__ACTIVITY__
Look through the lines below; wherever the word "date" appears, copy that line.

[Web page and app entries]
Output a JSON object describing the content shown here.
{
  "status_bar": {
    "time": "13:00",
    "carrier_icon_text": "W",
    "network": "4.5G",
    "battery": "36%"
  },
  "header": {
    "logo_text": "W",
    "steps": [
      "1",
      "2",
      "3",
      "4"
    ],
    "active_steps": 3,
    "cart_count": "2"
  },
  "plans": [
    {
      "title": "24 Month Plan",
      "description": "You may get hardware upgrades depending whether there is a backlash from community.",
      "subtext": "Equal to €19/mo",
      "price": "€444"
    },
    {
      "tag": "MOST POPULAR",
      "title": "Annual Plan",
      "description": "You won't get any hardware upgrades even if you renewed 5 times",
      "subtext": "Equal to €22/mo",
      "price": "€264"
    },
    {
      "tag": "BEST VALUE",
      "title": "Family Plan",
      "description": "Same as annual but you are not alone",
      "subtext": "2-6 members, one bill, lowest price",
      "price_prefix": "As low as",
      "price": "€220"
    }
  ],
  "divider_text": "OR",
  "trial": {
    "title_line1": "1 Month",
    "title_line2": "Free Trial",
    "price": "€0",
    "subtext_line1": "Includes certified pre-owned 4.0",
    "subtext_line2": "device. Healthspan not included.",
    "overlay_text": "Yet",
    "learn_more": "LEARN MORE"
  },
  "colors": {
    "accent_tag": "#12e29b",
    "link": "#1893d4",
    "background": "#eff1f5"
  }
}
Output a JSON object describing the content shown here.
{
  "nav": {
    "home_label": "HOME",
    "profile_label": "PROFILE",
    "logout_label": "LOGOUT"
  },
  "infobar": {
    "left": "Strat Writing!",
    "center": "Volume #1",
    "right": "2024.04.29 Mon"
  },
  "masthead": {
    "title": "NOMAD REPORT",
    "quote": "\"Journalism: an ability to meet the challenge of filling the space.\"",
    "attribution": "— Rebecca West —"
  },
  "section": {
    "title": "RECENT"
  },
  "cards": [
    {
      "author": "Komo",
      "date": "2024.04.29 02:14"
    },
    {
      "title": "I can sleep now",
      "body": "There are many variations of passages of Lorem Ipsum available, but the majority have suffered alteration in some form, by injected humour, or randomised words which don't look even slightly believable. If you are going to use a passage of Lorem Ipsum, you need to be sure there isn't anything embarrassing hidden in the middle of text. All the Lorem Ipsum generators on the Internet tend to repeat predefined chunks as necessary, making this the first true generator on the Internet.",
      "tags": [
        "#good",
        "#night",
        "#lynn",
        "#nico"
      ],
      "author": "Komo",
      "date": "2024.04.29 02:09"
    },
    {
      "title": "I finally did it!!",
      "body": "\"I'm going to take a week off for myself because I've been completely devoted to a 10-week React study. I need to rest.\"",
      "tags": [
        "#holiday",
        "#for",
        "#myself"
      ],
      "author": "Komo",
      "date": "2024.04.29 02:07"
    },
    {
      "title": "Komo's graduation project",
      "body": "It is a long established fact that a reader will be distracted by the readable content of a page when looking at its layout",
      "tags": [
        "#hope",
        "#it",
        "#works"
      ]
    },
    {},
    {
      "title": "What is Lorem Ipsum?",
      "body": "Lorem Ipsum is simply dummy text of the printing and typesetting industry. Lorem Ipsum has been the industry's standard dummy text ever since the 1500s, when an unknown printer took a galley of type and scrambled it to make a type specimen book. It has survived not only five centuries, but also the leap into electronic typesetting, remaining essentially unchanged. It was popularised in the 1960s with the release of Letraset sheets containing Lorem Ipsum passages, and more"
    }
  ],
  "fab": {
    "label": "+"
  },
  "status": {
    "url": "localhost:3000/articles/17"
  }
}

__TASK RESPONSE__
      "date": "2024.04.29 02:14"
      "date": "2024.04.29 02:09"
      "date": "2024.04.29 02:07"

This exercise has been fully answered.